If need be, the team can create as much as $19.4 million of spending money with which to rebuild.
With every passing day, the likelihood of a Wade, James and Bosh trio seems more real.
The Heat received a major boost to that effort yesterday, when James Jones apparently agreed to a reduced buyout amount which would produce a 2010-11 cap hit of just $1.5 million, a $356,000 savings. The move was awfully nice of Jones, who didn’t have to do it.
The $4,962,240 contract of Michael Beasley and the $854,389 contract of Mario Chalmers are now all that stand in the way.
Chalmers figures not to be a problem, given that he is on a minimum contract. Any team can acquire the second year guard simply by utilizing the minimum salary exception.
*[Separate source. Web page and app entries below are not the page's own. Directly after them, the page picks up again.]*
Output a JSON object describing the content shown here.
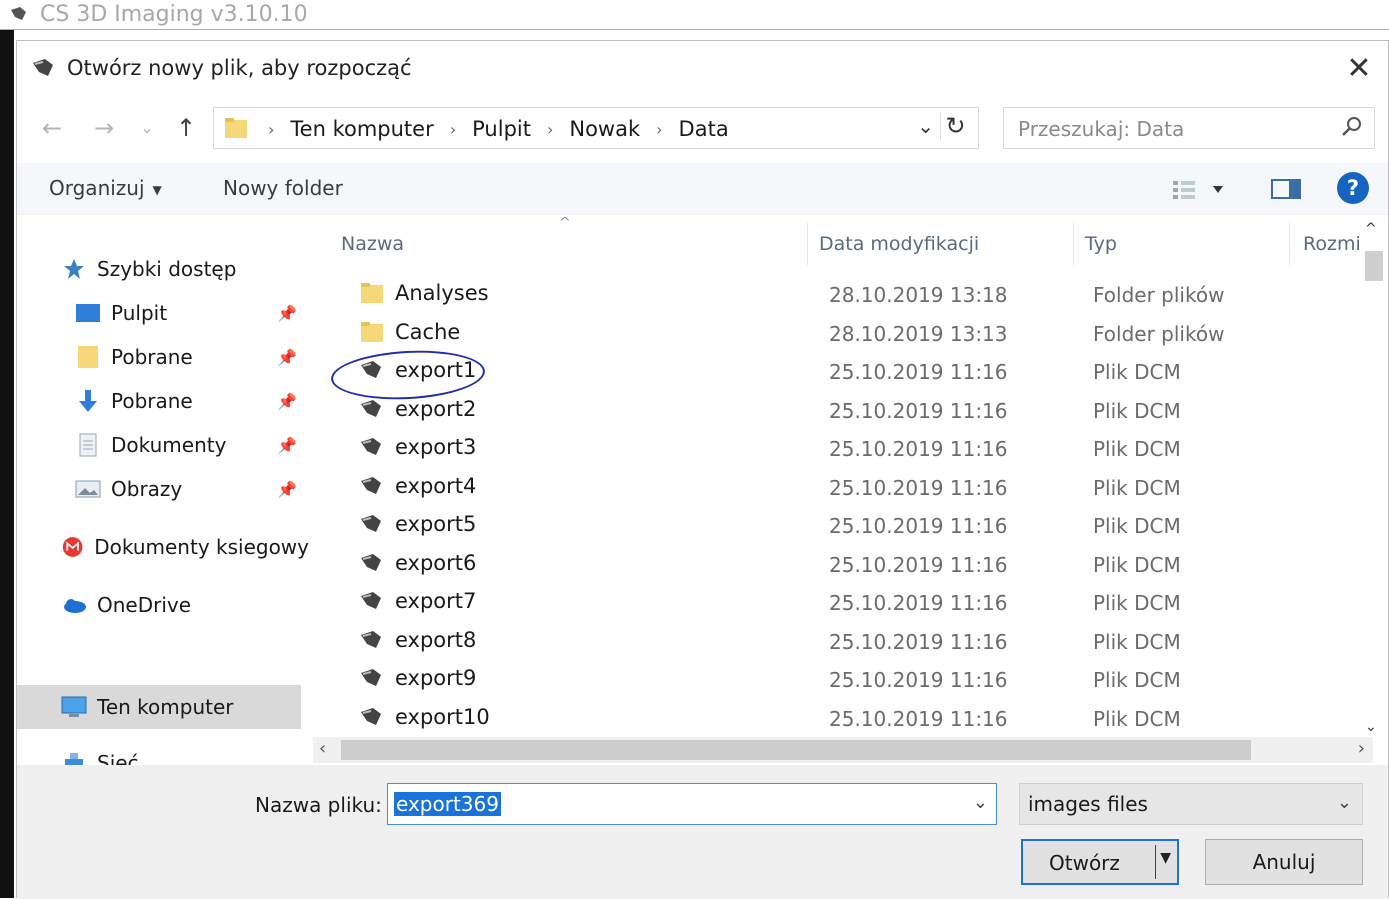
{
  "background_window": {
    "title": "CS 3D Imaging v3.10.10"
  },
  "dialog": {
    "title": "Otwórz nowy plik, aby rozpocząć",
    "close_glyph": "✕"
  },
  "nav": {
    "back": "←",
    "forward": "→",
    "recent": "⌄",
    "up": "↑",
    "breadcrumbs": [
      "Ten komputer",
      "Pulpit",
      "Nowak",
      "Data"
    ],
    "separator": "›",
    "dropdown": "⌄",
    "refresh": "↻",
    "search_placeholder": "Przeszukaj: Data"
  },
  "toolbar": {
    "organize": "Organizuj",
    "organize_caret": "▼",
    "new_folder": "Nowy folder",
    "help": "?"
  },
  "sidebar": {
    "items": [
      {
        "label": "Szybki dostęp",
        "icon": "star-icon"
      },
      {
        "label": "Pulpit",
        "icon": "desktop-icon",
        "pinned": true
      },
      {
        "label": "Pobrane",
        "icon": "folder-icon",
        "pinned": true
      },
      {
        "label": "Pobrane",
        "icon": "download-icon",
        "pinned": true
      },
      {
        "label": "Dokumenty",
        "icon": "document-icon",
        "pinned": true
      },
      {
        "label": "Obrazy",
        "icon": "pictures-icon",
        "pinned": true
      },
      {
        "label": "Dokumenty ksiegowy",
        "icon": "m-logo-icon"
      },
      {
        "label": "OneDrive",
        "icon": "cloud-icon"
      },
      {
        "label": "Ten komputer",
        "icon": "computer-icon",
        "selected": true
      },
      {
        "label": "Sieć",
        "icon": "network-icon"
      }
    ],
    "pin_glyph": "📌"
  },
  "columns": {
    "name": "Nazwa",
    "date": "Data modyfikacji",
    "type": "Typ",
    "size": "Rozmi",
    "sort_glyph": "^"
  },
  "files": [
    {
      "name": "Analyses",
      "date": "28.10.2019 13:18",
      "type": "Folder plików",
      "kind": "folder"
    },
    {
      "name": "Cache",
      "date": "28.10.2019 13:13",
      "type": "Folder plików",
      "kind": "folder"
    },
    {
      "name": "export1",
      "date": "25.10.2019 11:16",
      "type": "Plik DCM",
      "kind": "dcm"
    },
    {
      "name": "export2",
      "date": "25.10.2019 11:16",
      "type": "Plik DCM",
      "kind": "dcm"
    },
    {
      "name": "export3",
      "date": "25.10.2019 11:16",
      "type": "Plik DCM",
      "kind": "dcm"
    },
    {
      "name": "export4",
      "date": "25.10.2019 11:16",
      "type": "Plik DCM",
      "kind": "dcm"
    },
    {
      "name": "export5",
      "date": "25.10.2019 11:16",
      "type": "Plik DCM",
      "kind": "dcm"
    },
    {
      "name": "export6",
      "date": "25.10.2019 11:16",
      "type": "Plik DCM",
      "kind": "dcm"
    },
    {
      "name": "export7",
      "date": "25.10.2019 11:16",
      "type": "Plik DCM",
      "kind": "dcm"
    },
    {
      "name": "export8",
      "date": "25.10.2019 11:16",
      "type": "Plik DCM",
      "kind": "dcm"
    },
    {
      "name": "export9",
      "date": "25.10.2019 11:16",
      "type": "Plik DCM",
      "kind": "dcm"
    },
    {
      "name": "export10",
      "date": "25.10.2019 11:16",
      "type": "Plik DCM",
      "kind": "dcm"
    }
  ],
  "bottom": {
    "filename_label": "Nazwa pliku:",
    "filename_value": "export369",
    "filetype_value": "images files",
    "dropdown": "⌄",
    "open_label": "Otwórz",
    "open_caret": "▼",
    "cancel_label": "Anuluj"
  },
  "scroll": {
    "up": "^",
    "down": "⌄",
    "left": "‹",
    "right": "›"
  },
  "colors": {
    "accent": "#1a73d9",
    "annotation": "#1f2fa8",
    "help": "#1565c0"
  }
}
Beasley is another story. It has been suggested that the Heat can’t even give Beasley away at this point – that no team would be willing to aid the team in its effort to build a dynasty. But that seems awfully short-sighted. Pat Riley is surely scrambling for alternatives with which to shed the forward’s contract, and may already have a suitor lined up.
If nothing else, historically speaking, teams in a perennial rebuilding mode tend to focus more on internal development than on the powerhouses they can create in potential trade scenarios.
Just ask the Grizzlies.
Two and a half years ago, Memphis traded away Pau Gasol to the Lakers in an effort to start a rebuilding process focused on the future.
In the trade, the Grizzlies received salary cap space relief (which they used to acquire Zach Randolph), the Lakers’ 2008 first round pick (which they used to draft Darrell Arthur), the Lakers 2010 first round pick (which they used to draft Greivis Vasquez), Marc Gasol, and Javaris Crittenton (who the Grizzlies turned into Ronnie Brewer). That’s not a bad haul for a single player.
The Lakers got 18.6 points (on 55.8% shooting) and 10.0 rebounds a night from Pau Gasol… and two NBA championship rings. The jewelry makes them the clear winners.
But does that mean Memphis made a bad deal?
Well yes if you are from Boston, San Antonio, Orlando, Phoenix and a few other cities. However, Memphis would not have won those championships if the deal hadn’t been done. Instead, the team built a solid core that figures to be competitive in the coming seasons should Michael Heisley be willing front the cash.
This year’s Grizzlies could be the Timberwolves. And this year’s beneficiary could be the Heat.
Wolves general manager David Kahn has confirmed a strong interest in Beasley. With more than $16.4 million of projected cap space and a clear need to restructure an incompatible roster, Minnesota could certainly again seek out the acquisition of a potential All-Star caliber player from a cross-conference foe.
Whatever the case may be, hopes are high in South Florida.
The people with excess money to burn have certainly placed their bets on the Heat. Sports betting website Sportsbook.com now has the Heat as the most likely candidate to receive the services of Lebron James. And where goes Lebron, Chris is sure to follow.